Sri Caitanya-caritamrta

CC Adi-lila

Jagāi and Mādhāi, the eighty-ninth and ninetieth branches of the tree, were the greatest recipients of Lord Caitanya’s mercy. These two brothers were the witnesses who proved that Lord Caitanya was rightly named Patita-pāvana, “the deliverer of the fallen souls.”

Jagāi and Mādhāi, the eighty-ninth and ninetieth branches of the tree, were the greatest recipients of Lord Caitanya’s mercy. These two brothers were the witnesses who proved that Lord Caitanya was rightly named Patita-pāvana, “the deliverer of the fallen souls.”
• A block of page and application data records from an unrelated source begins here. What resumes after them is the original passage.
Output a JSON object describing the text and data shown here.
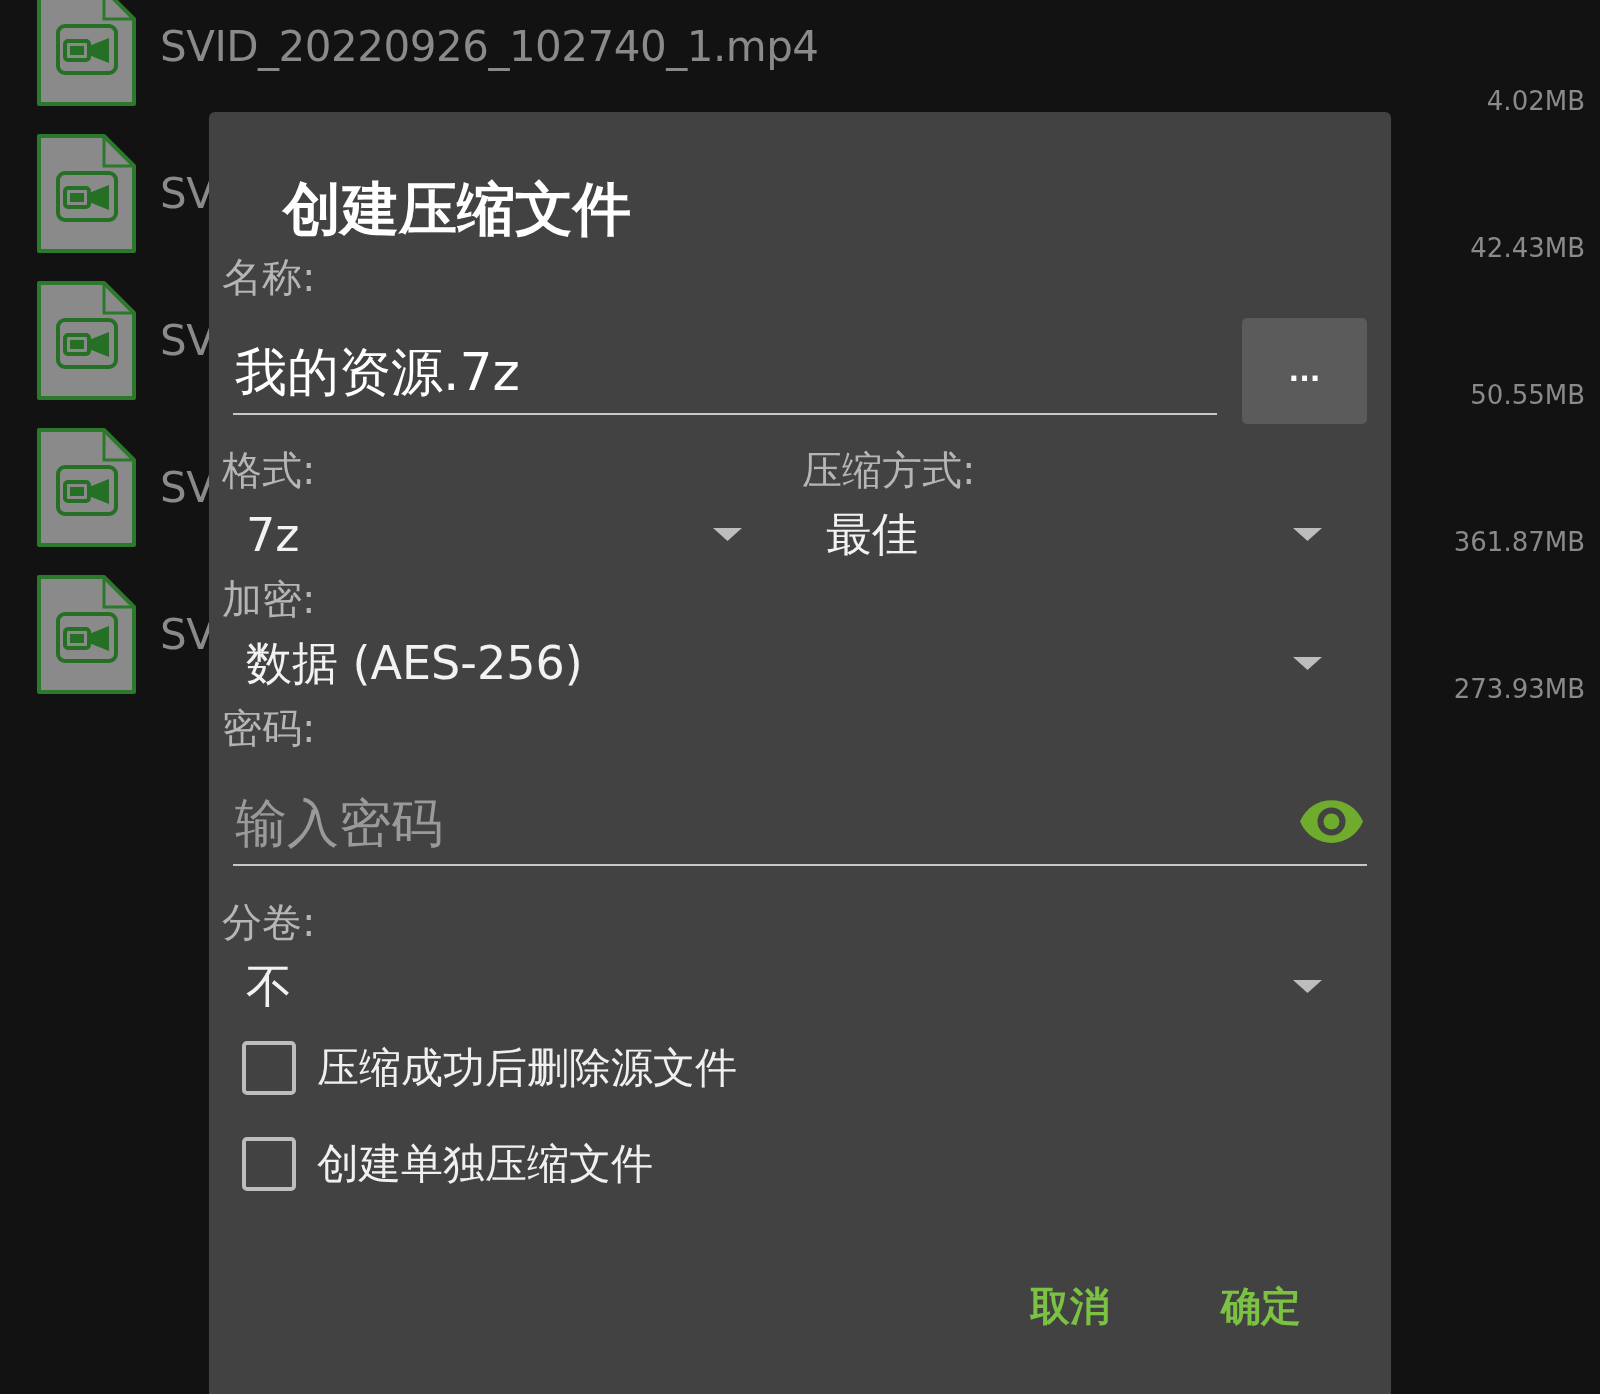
{
  "files": [
    {
      "name": "SVID_20220926_102740_1.mp4",
      "size": "4.02MB"
    },
    {
      "name": "SV",
      "size": "42.43MB"
    },
    {
      "name": "SV",
      "size": "50.55MB"
    },
    {
      "name": "SV",
      "size": "361.87MB"
    },
    {
      "name": "SV",
      "size": "273.93MB"
    }
  ],
  "dialog": {
    "title": "创建压缩文件",
    "name": {
      "label": "名称:",
      "value": "我的资源.7z",
      "button": "..."
    },
    "format": {
      "label": "格式:",
      "value": "7z"
    },
    "method": {
      "label": "压缩方式:",
      "value": "最佳"
    },
    "encryption": {
      "label": "加密:",
      "value": "数据 (AES-256)"
    },
    "password": {
      "label": "密码:",
      "placeholder": "输入密码"
    },
    "split": {
      "label": "分卷:",
      "value": "不"
    },
    "options": [
      {
        "label": "压缩成功后删除源文件",
        "checked": false
      },
      {
        "label": "创建单独压缩文件",
        "checked": false
      }
    ],
    "buttons": [
      "取消",
      "确定"
    ]
  }
}
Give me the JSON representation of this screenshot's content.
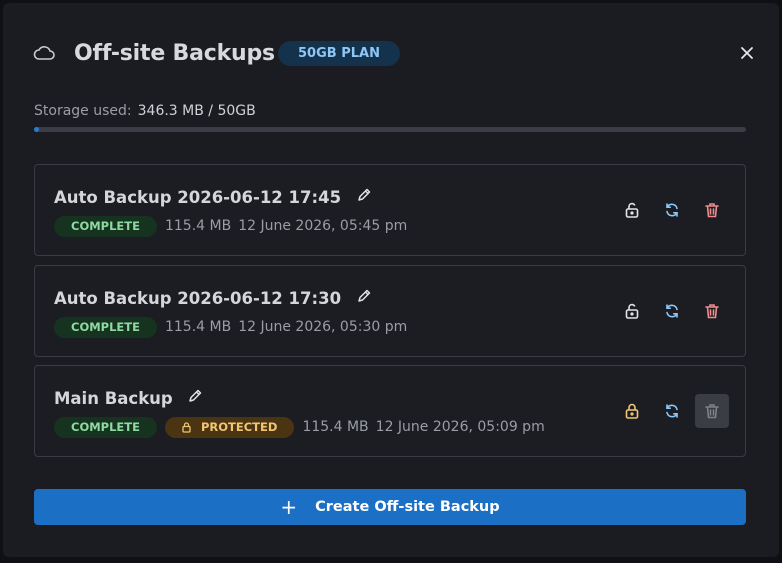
{
  "modal": {
    "title": "Off-site Backups",
    "plan_badge": "50GB PLAN",
    "close_icon": "close-icon",
    "header_icon": "cloud-icon"
  },
  "storage": {
    "label": "Storage used:",
    "value": "346.3 MB / 50GB",
    "fraction_used": 0.0069
  },
  "backups": [
    {
      "name": "Auto Backup 2026-06-12 17:45",
      "status": "COMPLETE",
      "size": "115.4 MB",
      "date": "12 June 2026, 05:45 pm",
      "protected": false
    },
    {
      "name": "Auto Backup 2026-06-12 17:30",
      "status": "COMPLETE",
      "size": "115.4 MB",
      "date": "12 June 2026, 05:30 pm",
      "protected": false
    },
    {
      "name": "Main Backup",
      "status": "COMPLETE",
      "protected_label": "PROTECTED",
      "size": "115.4 MB",
      "date": "12 June 2026, 05:09 pm",
      "protected": true
    }
  ],
  "create_button": {
    "label": "Create Off-site Backup",
    "icon": "plus-icon"
  },
  "colors": {
    "accent": "#1b6fc4",
    "complete": "#8fd9a2",
    "protected": "#f0c673",
    "delete": "#f08c8c",
    "restore": "#8cc8f8"
  }
}
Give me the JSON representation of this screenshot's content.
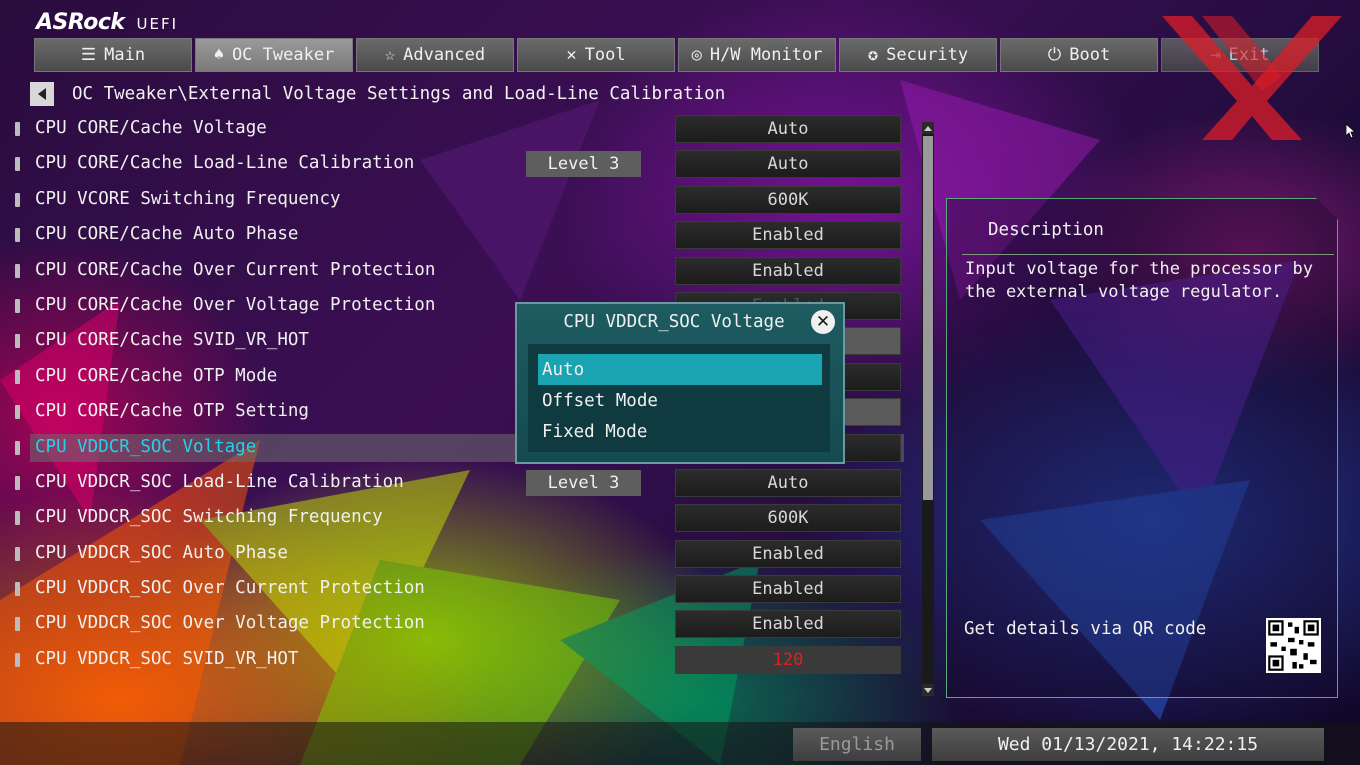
{
  "brand": {
    "name": "ASRock",
    "suffix": "UEFI"
  },
  "tabs": [
    {
      "label": "Main",
      "icon": "list-icon",
      "active": false
    },
    {
      "label": "OC Tweaker",
      "icon": "rocket-icon",
      "active": true
    },
    {
      "label": "Advanced",
      "icon": "star-icon",
      "active": false
    },
    {
      "label": "Tool",
      "icon": "tools-icon",
      "active": false
    },
    {
      "label": "H/W Monitor",
      "icon": "monitor-icon",
      "active": false
    },
    {
      "label": "Security",
      "icon": "shield-icon",
      "active": false
    },
    {
      "label": "Boot",
      "icon": "power-icon",
      "active": false
    },
    {
      "label": "Exit",
      "icon": "exit-icon",
      "active": false
    }
  ],
  "breadcrumb": "OC Tweaker\\External Voltage Settings and Load-Line Calibration",
  "settings": [
    {
      "label": "CPU CORE/Cache Voltage",
      "level": "",
      "value": "Auto"
    },
    {
      "label": "CPU CORE/Cache Load-Line Calibration",
      "level": "Level 3",
      "value": "Auto"
    },
    {
      "label": "CPU VCORE Switching Frequency",
      "level": "",
      "value": "600K"
    },
    {
      "label": "CPU CORE/Cache Auto Phase",
      "level": "",
      "value": "Enabled"
    },
    {
      "label": "CPU CORE/Cache Over Current Protection",
      "level": "",
      "value": "Enabled"
    },
    {
      "label": "CPU CORE/Cache Over Voltage Protection",
      "level": "",
      "value": "Enabled"
    },
    {
      "label": "CPU CORE/Cache SVID_VR_HOT",
      "level": "",
      "value": ""
    },
    {
      "label": "CPU CORE/Cache OTP Mode",
      "level": "",
      "value": ""
    },
    {
      "label": "CPU CORE/Cache OTP Setting",
      "level": "",
      "value": ""
    },
    {
      "label": "CPU VDDCR_SOC Voltage",
      "level": "",
      "value": "Auto"
    },
    {
      "label": "CPU VDDCR_SOC Load-Line Calibration",
      "level": "Level 3",
      "value": "Auto"
    },
    {
      "label": "CPU VDDCR_SOC Switching Frequency",
      "level": "",
      "value": "600K"
    },
    {
      "label": "CPU VDDCR_SOC Auto Phase",
      "level": "",
      "value": "Enabled"
    },
    {
      "label": "CPU VDDCR_SOC Over Current Protection",
      "level": "",
      "value": "Enabled"
    },
    {
      "label": "CPU VDDCR_SOC Over Voltage Protection",
      "level": "",
      "value": "Enabled"
    },
    {
      "label": "CPU VDDCR_SOC SVID_VR_HOT",
      "level": "",
      "value": "120"
    }
  ],
  "selected_index": 9,
  "popup": {
    "title": "CPU VDDCR_SOC Voltage",
    "options": [
      "Auto",
      "Offset Mode",
      "Fixed Mode"
    ],
    "selected": "Auto"
  },
  "description": {
    "title": "Description",
    "text": "Input voltage for the processor by\nthe external voltage regulator.",
    "qr_label": "Get details via QR code"
  },
  "footer": {
    "language": "English",
    "datetime": "Wed 01/13/2021, 14:22:15"
  },
  "colors": {
    "highlight_text": "#22d3e8",
    "popup_selection": "#1aa3b0",
    "warning_value": "#e02020"
  }
}
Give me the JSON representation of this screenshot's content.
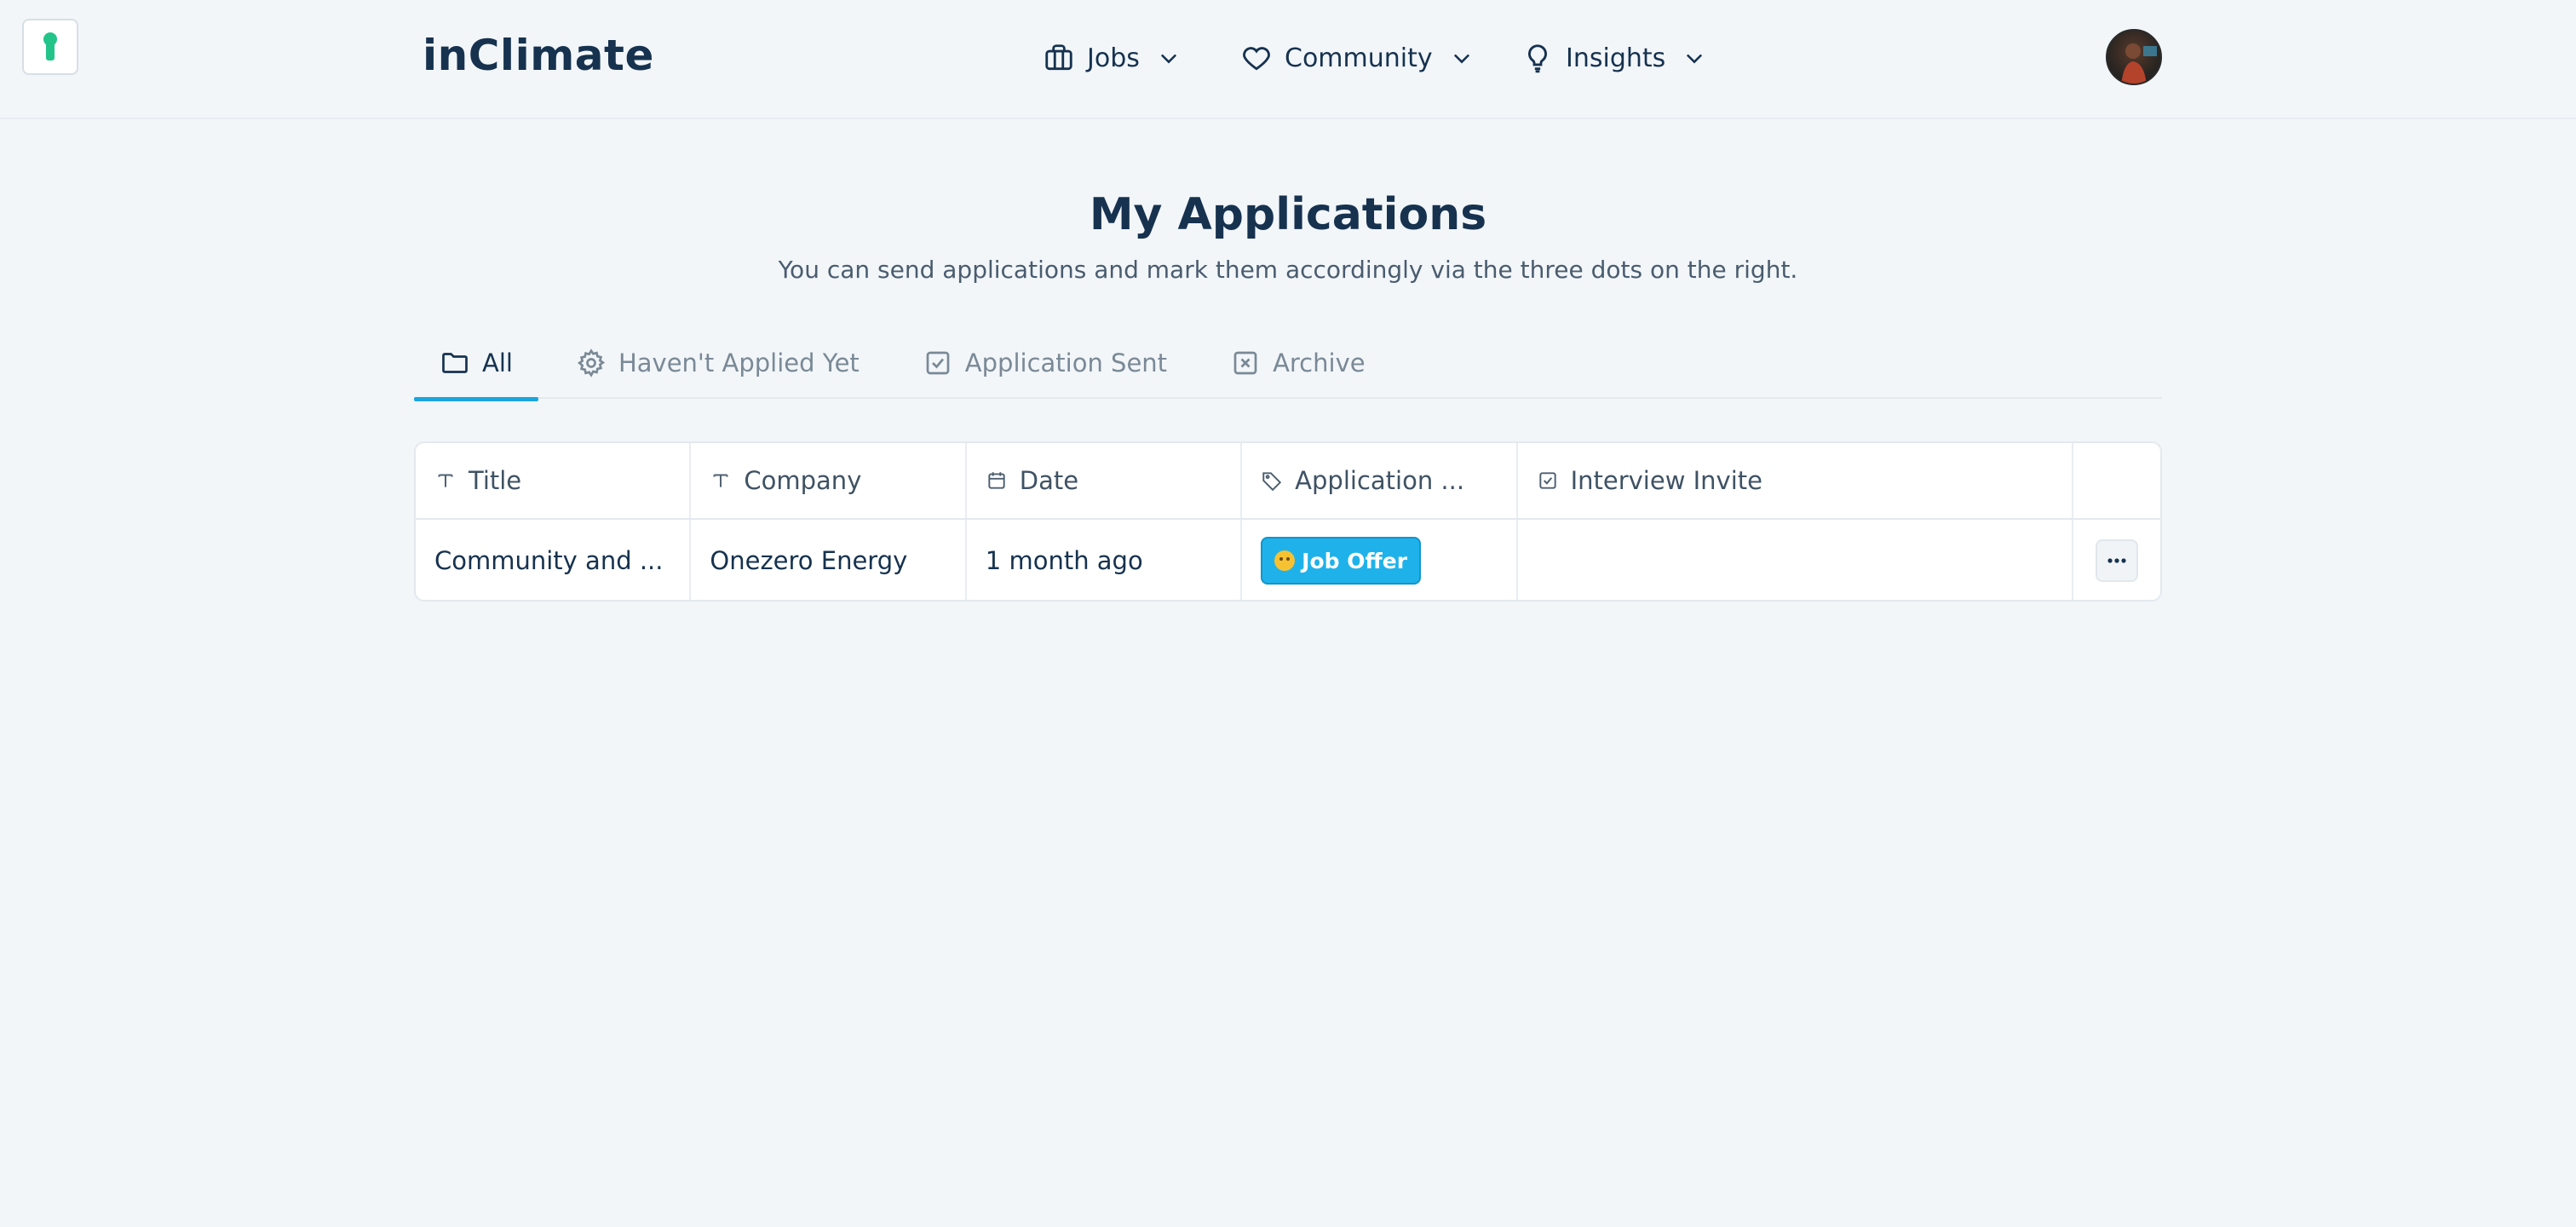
{
  "app": {
    "logo_text": "inClimate",
    "keyhole_color": "#22c48a"
  },
  "nav": [
    {
      "label": "Jobs",
      "icon": "briefcase-icon"
    },
    {
      "label": "Community",
      "icon": "heart-icon"
    },
    {
      "label": "Insights",
      "icon": "lightbulb-icon"
    }
  ],
  "page": {
    "title": "My Applications",
    "subtitle": "You can send applications and mark them accordingly via the three dots on the right."
  },
  "tabs": [
    {
      "label": "All",
      "icon": "folder-icon",
      "active": true
    },
    {
      "label": "Haven't Applied Yet",
      "icon": "gear-icon",
      "active": false
    },
    {
      "label": "Application Sent",
      "icon": "checkbox-icon",
      "active": false
    },
    {
      "label": "Archive",
      "icon": "x-box-icon",
      "active": false
    }
  ],
  "table": {
    "columns": [
      {
        "label": "Title",
        "icon": "text-icon"
      },
      {
        "label": "Company",
        "icon": "text-icon"
      },
      {
        "label": "Date",
        "icon": "calendar-icon"
      },
      {
        "label": "Application ...",
        "icon": "tag-icon"
      },
      {
        "label": "Interview Invite",
        "icon": "checkbox-icon"
      }
    ],
    "rows": [
      {
        "title": "Community and ...",
        "company": "Onezero Energy",
        "date": "1 month ago",
        "status": "Job Offer",
        "interview_invite": ""
      }
    ]
  },
  "colors": {
    "accent": "#1ca5dc",
    "badge": "#1fb2ea",
    "text": "#16324f",
    "background": "#f2f6f9"
  }
}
In the Gaura-gaṇoddeśa-dīpikā (115) it is said that the two brothers Jagāi and Mādhāi were formerly the doorkeepers named Jaya and Vijaya, who later became Hiraṇyākṣa and Hiraṇyakaśipu. Jagāi and Mādhāi were born in respectable brāhmaṇa families, but they adopted the professions of thieves and rogues and thus became implicated in all kinds of undesirable activities, especially woman-hunting, intoxication and gambling. Later, by the grace of Lord Caitanya Mahāprabhu and Śrī Nityānanda Prabhu, they were initiated, and they got the chance to chant the Hare Kṛṣṇa mahā-mantra. As a result of chanting, both brothers became exalted devotees of Lord Caitanya Mahāprabhu. The descendants of Mādhāi still exist, and they are respectable brāhmaṇas. The tombs of these two brothers, Jagāi and Mādhāi, are in a place known as Ghoṣahāṭa, or Mādhāitalā-grāma, which is situated about one mile south of Katwa. It is said that Śrī Gopīcaraṇa dāsa Bābājī established a temple of Nitāi-Gaura at this place about two hundred fifty years ago.